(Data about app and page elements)
[Start of section]
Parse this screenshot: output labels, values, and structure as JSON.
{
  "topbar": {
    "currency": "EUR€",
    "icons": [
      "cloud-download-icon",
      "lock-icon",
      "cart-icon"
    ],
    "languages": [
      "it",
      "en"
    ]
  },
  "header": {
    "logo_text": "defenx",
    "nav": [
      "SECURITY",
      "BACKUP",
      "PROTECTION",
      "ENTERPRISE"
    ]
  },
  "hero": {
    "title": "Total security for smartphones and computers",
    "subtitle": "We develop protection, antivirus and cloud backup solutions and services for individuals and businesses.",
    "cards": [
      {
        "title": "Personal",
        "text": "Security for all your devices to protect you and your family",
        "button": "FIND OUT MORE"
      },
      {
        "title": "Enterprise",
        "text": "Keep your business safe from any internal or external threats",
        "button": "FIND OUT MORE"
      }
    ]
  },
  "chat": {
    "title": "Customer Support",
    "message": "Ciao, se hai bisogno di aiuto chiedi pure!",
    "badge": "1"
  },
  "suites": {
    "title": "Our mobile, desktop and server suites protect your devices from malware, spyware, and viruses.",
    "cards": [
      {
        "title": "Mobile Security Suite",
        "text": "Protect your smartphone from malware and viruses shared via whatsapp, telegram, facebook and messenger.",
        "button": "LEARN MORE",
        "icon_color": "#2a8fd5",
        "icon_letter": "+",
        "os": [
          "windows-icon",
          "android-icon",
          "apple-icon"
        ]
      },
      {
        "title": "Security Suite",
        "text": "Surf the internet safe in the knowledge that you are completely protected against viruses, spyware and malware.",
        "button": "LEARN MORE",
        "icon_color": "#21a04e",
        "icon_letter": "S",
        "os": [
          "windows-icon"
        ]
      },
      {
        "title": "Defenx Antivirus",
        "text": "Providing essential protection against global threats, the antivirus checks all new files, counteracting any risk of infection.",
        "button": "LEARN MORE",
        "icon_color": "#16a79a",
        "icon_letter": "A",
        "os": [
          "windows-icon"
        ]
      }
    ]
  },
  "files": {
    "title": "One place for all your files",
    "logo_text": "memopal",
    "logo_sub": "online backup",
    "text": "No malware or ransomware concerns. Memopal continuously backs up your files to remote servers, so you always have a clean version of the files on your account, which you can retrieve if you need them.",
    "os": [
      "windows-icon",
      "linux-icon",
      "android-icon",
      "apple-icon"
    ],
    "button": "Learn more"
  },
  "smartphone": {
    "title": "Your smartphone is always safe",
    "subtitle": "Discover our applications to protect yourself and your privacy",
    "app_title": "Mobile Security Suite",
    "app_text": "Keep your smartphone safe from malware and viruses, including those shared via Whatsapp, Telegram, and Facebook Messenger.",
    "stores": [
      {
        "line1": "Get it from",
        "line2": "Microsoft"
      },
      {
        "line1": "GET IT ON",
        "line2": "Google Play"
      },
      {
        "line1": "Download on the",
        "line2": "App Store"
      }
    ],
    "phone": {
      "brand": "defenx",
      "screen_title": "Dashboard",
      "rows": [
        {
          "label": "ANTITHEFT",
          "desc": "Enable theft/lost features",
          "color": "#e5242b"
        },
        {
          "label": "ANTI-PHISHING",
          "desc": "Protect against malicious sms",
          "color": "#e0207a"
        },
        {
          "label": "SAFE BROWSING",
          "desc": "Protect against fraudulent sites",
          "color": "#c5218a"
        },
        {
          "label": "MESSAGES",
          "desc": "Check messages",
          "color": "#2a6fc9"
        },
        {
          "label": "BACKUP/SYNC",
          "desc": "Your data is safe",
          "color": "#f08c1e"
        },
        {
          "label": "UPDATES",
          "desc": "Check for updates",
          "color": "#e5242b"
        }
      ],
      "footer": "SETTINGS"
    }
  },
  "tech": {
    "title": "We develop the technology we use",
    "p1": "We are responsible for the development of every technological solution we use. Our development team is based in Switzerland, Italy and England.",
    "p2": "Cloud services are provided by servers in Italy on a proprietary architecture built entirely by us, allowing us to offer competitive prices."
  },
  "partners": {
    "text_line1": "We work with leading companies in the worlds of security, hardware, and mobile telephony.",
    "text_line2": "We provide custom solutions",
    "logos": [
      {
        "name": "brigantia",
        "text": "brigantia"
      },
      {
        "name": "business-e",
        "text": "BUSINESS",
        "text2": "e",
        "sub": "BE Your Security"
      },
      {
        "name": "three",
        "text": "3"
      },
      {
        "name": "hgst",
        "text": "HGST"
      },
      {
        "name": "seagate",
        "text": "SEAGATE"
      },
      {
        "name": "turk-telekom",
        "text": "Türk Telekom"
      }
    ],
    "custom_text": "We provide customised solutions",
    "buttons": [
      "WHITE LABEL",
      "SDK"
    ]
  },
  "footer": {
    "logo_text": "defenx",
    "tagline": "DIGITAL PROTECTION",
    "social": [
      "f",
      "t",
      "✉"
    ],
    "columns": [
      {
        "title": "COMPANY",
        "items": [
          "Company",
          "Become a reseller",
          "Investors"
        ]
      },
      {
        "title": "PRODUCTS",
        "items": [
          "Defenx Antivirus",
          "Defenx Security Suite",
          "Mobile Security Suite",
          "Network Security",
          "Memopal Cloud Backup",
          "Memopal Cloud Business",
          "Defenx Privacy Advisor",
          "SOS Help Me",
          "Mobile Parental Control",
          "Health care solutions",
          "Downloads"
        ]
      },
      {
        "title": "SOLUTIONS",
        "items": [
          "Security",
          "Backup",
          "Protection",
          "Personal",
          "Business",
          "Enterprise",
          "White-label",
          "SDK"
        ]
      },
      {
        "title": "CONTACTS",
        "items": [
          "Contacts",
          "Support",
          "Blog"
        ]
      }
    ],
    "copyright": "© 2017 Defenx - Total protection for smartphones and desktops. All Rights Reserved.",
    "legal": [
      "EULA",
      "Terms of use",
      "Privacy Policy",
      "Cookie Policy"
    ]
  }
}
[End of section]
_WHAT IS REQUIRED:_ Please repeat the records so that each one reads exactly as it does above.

_TASK RESULT:_
Parse this screenshot: output labels, values, and structure as JSON.
{
  "topbar": {
    "currency": "EUR€",
    "icons": [
      "cloud-download-icon",
      "lock-icon",
      "cart-icon"
    ],
    "languages": [
      "it",
      "en"
    ]
  },
  "header": {
    "logo_text": "defenx",
    "nav": [
      "SECURITY",
      "BACKUP",
      "PROTECTION",
      "ENTERPRISE"
    ]
  },
  "hero": {
    "title": "Total security for smartphones and computers",
    "subtitle": "We develop protection, antivirus and cloud backup solutions and services for individuals and businesses.",
    "cards": [
      {
        "title": "Personal",
        "text": "Security for all your devices to protect you and your family",
        "button": "FIND OUT MORE"
      },
      {
        "title": "Enterprise",
        "text": "Keep your business safe from any internal or external threats",
        "button": "FIND OUT MORE"
      }
    ]
  },
  "chat": {
    "title": "Customer Support",
    "message": "Ciao, se hai bisogno di aiuto chiedi pure!",
    "badge": "1"
  },
  "suites": {
    "title": "Our mobile, desktop and server suites protect your devices from malware, spyware, and viruses.",
    "cards": [
      {
        "title": "Mobile Security Suite",
        "text": "Protect your smartphone from malware and viruses shared via whatsapp, telegram, facebook and messenger.",
        "button": "LEARN MORE",
        "icon_color": "#2a8fd5",
        "icon_letter": "+",
        "os": [
          "windows-icon",
          "android-icon",
          "apple-icon"
        ]
      },
      {
        "title": "Security Suite",
        "text": "Surf the internet safe in the knowledge that you are completely protected against viruses, spyware and malware.",
        "button": "LEARN MORE",
        "icon_color": "#21a04e",
        "icon_letter": "S",
        "os": [
          "windows-icon"
        ]
      },
      {
        "title": "Defenx Antivirus",
        "text": "Providing essential protection against global threats, the antivirus checks all new files, counteracting any risk of infection.",
        "button": "LEARN MORE",
        "icon_color": "#16a79a",
        "icon_letter": "A",
        "os": [
          "windows-icon"
        ]
      }
    ]
  },
  "files": {
    "title": "One place for all your files",
    "logo_text": "memopal",
    "logo_sub": "online backup",
    "text": "No malware or ransomware concerns. Memopal continuously backs up your files to remote servers, so you always have a clean version of the files on your account, which you can retrieve if you need them.",
    "os": [
      "windows-icon",
      "linux-icon",
      "android-icon",
      "apple-icon"
    ],
    "button": "Learn more"
  },
  "smartphone": {
    "title": "Your smartphone is always safe",
    "subtitle": "Discover our applications to protect yourself and your privacy",
    "app_title": "Mobile Security Suite",
    "app_text": "Keep your smartphone safe from malware and viruses, including those shared via Whatsapp, Telegram, and Facebook Messenger.",
    "stores": [
      {
        "line1": "Get it from",
        "line2": "Microsoft"
      },
      {
        "line1": "GET IT ON",
        "line2": "Google Play"
      },
      {
        "line1": "Download on the",
        "line2": "App Store"
      }
    ],
    "phone": {
      "brand": "defenx",
      "screen_title": "Dashboard",
      "rows": [
        {
          "label": "ANTITHEFT",
          "desc": "Enable theft/lost features",
          "color": "#e5242b"
        },
        {
          "label": "ANTI-PHISHING",
          "desc": "Protect against malicious sms",
          "color": "#e0207a"
        },
        {
          "label": "SAFE BROWSING",
          "desc": "Protect against fraudulent sites",
          "color": "#c5218a"
        },
        {
          "label": "MESSAGES",
          "desc": "Check messages",
          "color": "#2a6fc9"
        },
        {
          "label": "BACKUP/SYNC",
          "desc": "Your data is safe",
          "color": "#f08c1e"
        },
        {
          "label": "UPDATES",
          "desc": "Check for updates",
          "color": "#e5242b"
        }
      ],
      "footer": "SETTINGS"
    }
  },
  "tech": {
    "title": "We develop the technology we use",
    "p1": "We are responsible for the development of every technological solution we use. Our development team is based in Switzerland, Italy and England.",
    "p2": "Cloud services are provided by servers in Italy on a proprietary architecture built entirely by us, allowing us to offer competitive prices."
  },
  "partners": {
    "text_line1": "We work with leading companies in the worlds of security, hardware, and mobile telephony.",
    "text_line2": "We provide custom solutions",
    "logos": [
      {
        "name": "brigantia",
        "text": "brigantia"
      },
      {
        "name": "business-e",
        "text": "BUSINESS",
        "text2": "e",
        "sub": "BE Your Security"
      },
      {
        "name": "three",
        "text": "3"
      },
      {
        "name": "hgst",
        "text": "HGST"
      },
      {
        "name": "seagate",
        "text": "SEAGATE"
      },
      {
        "name": "turk-telekom",
        "text": "Türk Telekom"
      }
    ],
    "custom_text": "We provide customised solutions",
    "buttons": [
      "WHITE LABEL",
      "SDK"
    ]
  },
  "footer": {
    "logo_text": "defenx",
    "tagline": "DIGITAL PROTECTION",
    "social": [
      "f",
      "t",
      "✉"
    ],
    "columns": [
      {
        "title": "COMPANY",
        "items": [
          "Company",
          "Become a reseller",
          "Investors"
        ]
      },
      {
        "title": "PRODUCTS",
        "items": [
          "Defenx Antivirus",
          "Defenx Security Suite",
          "Mobile Security Suite",
          "Network Security",
          "Memopal Cloud Backup",
          "Memopal Cloud Business",
          "Defenx Privacy Advisor",
          "SOS Help Me",
          "Mobile Parental Control",
          "Health care solutions",
          "Downloads"
        ]
      },
      {
        "title": "SOLUTIONS",
        "items": [
          "Security",
          "Backup",
          "Protection",
          "Personal",
          "Business",
          "Enterprise",
          "White-label",
          "SDK"
        ]
      },
      {
        "title": "CONTACTS",
        "items": [
          "Contacts",
          "Support",
          "Blog"
        ]
      }
    ],
    "copyright": "© 2017 Defenx - Total protection for smartphones and desktops. All Rights Reserved.",
    "legal": [
      "EULA",
      "Terms of use",
      "Privacy Policy",
      "Cookie Policy"
    ]
  }
}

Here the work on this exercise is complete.